I owe my dentist over $1,000. I recently filed for Chapter 13 bankruptcy. I’d like to pay the overdue bill so that I can get more dental services performed. Can I do this? And can I pay for new dental services during my case?
Unless you are paying 100% of your debts through your Chapter 13 plan, you cannot and should not pay your dentist for any pre-petition bills outside of your Chapter 13 plan. Here’s why.
When you filed for Chapter 13 bankruptcy, you included a plan to repay your creditors over three to five years. You were required to include all debts you incurred before you filed (called pre-petition debts), both secured and unsecured, in the Chapter 13 plan. The repayment plan sets forth how much each of your creditors will be repaid. The trustee uses your plan payments to repay your creditors, including your dentist.
Your dentist will still get paid at least a portion of the bill, provided you make all the required plan payments. He will have to file a proof of claim to receive payments. Then, he will be paid the same as your other unsecured creditors. So, if your plan calls for payments on unsecured debt at the rate of 10%, then your dentist will eventually be paid $100 (10% of the $1,000 bill) through your bankruptcy. To learn more about how creditors are paid through your Chapter 13 plan, see The Chapter 13 Repayment Plan.)
In bankruptcy, you cannot treat one unsecured creditor more favorably than other unsecured creditors. If you were to pay the dentist directly (outside of your plan payments), you would be “preferring” him over your other creditors – and this is not allowed.
Your dentist cannot demand or insist that you pay that bill – this is prohibited by bankruptcy’s automatic stay. And if you complete the plan and receive a discharge, the dentist is permanently prohibited from trying to collect that bill from you.
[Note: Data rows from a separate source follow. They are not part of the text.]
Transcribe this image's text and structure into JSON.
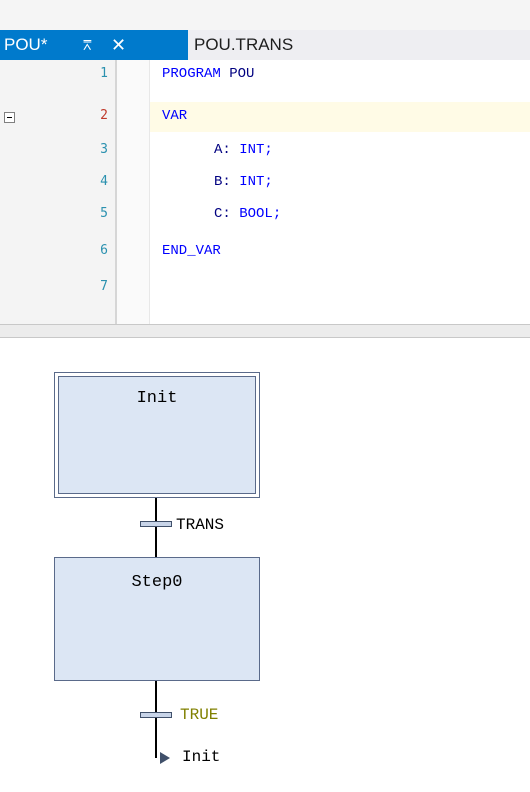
{
  "tabs": [
    {
      "label": "POU*",
      "pin_icon": "pin-icon",
      "close_icon": "close-icon",
      "active": true
    },
    {
      "label": "POU.TRANS",
      "active": false
    }
  ],
  "editor": {
    "line_numbers": [
      "1",
      "2",
      "3",
      "4",
      "5",
      "6",
      "7"
    ],
    "lines": [
      {
        "kw": "PROGRAM",
        "rest": " POU"
      },
      {
        "kw": "VAR",
        "rest": ""
      },
      {
        "name": "A:",
        "type": "INT;"
      },
      {
        "name": "B:",
        "type": "INT;"
      },
      {
        "name": "C:",
        "type": "BOOL;"
      },
      {
        "kw": "END_VAR",
        "rest": ""
      },
      {
        "kw": "",
        "rest": ""
      }
    ]
  },
  "sfc": {
    "steps": [
      {
        "name": "Init",
        "initial": true
      },
      {
        "name": "Step0",
        "initial": false
      }
    ],
    "transitions": [
      {
        "label": "TRANS",
        "color": "#000000"
      },
      {
        "label": "TRUE",
        "color": "#808000"
      }
    ],
    "jump": {
      "target": "Init"
    }
  },
  "colors": {
    "accent": "#007acc",
    "step_fill": "#dce6f4"
  }
}
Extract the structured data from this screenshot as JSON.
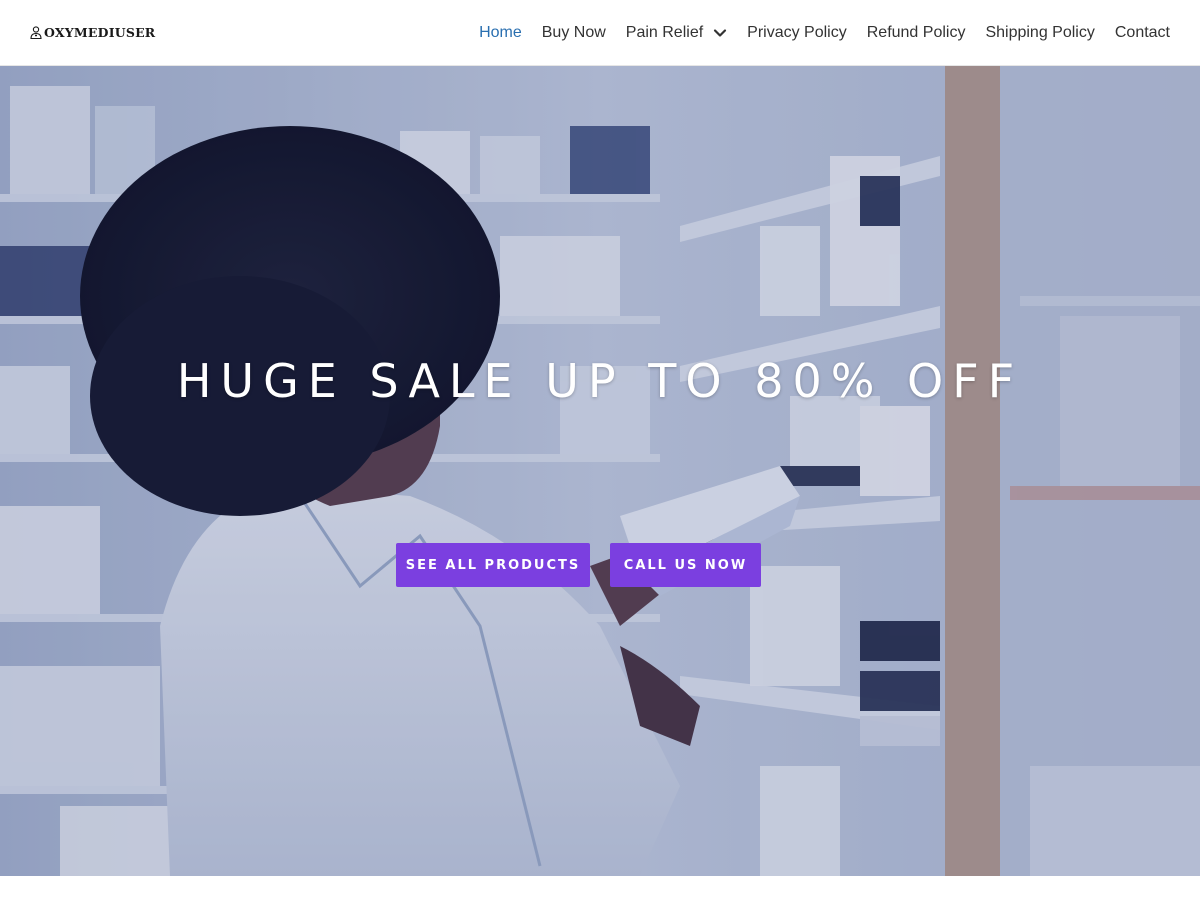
{
  "header": {
    "logo_text": "OXYMEDIUSER",
    "logo_icon": "pharmacist-icon",
    "nav": [
      {
        "label": "Home",
        "active": true
      },
      {
        "label": "Buy Now"
      },
      {
        "label": "Pain Relief",
        "has_dropdown": true
      },
      {
        "label": "Privacy Policy"
      },
      {
        "label": "Refund Policy"
      },
      {
        "label": "Shipping Policy"
      },
      {
        "label": "Contact"
      }
    ]
  },
  "hero": {
    "title": "HUGE SALE UP TO 80% OFF",
    "buttons": {
      "products": "SEE ALL PRODUCTS",
      "call": "CALL US NOW"
    }
  },
  "colors": {
    "accent": "#7b3fe0",
    "nav_active": "#2a6fb0",
    "nav_text": "#333333"
  }
}
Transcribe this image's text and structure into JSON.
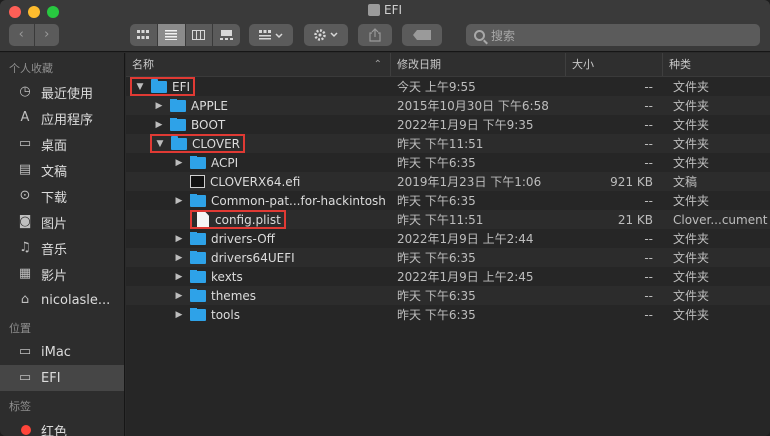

Even though you are not legally obligated to pay your dentist for the services he performed before you filed for bankruptcy, you can offer to pay him voluntarily. However, because you cannot do that until your bankruptcy is over, he may have to wait for three to five years. If he’s willing to wait, however, this could be a good option for you.
Normally, while you are in a Chapter 13, you are not allowed to incur more debt unless you get court permission first. (Although with medical services, this is sometimes impractical to do, especially if you need urgent care). If you do not tell the court about any new dental bills, you may have to pay them yourself outside the plan. This could put your plan at risk since you are supposed to be paying all of your disposable income into the plan.
Another option is to try to get court approval to include the new bill in your current Chapter 13 plan. If your dentist agrees to this, he can file a proof of claim and the post-petition debt will be paid as a special claim, usually at 100%. If your dentist does not want to be paid this way, then he may have to wait until after your Chapter 13 is finished before he can collect the full bill from you.
Be careful. Adding post-petition claims may affect the feasibility of your Chapter 13 plan. Check with your trustee or attorney to make sure this will work.
(To learn more about medical and dental bills when you file for Chapter 13 bankruptcy, visit our Medical Debt in Bankruptcy topic page.)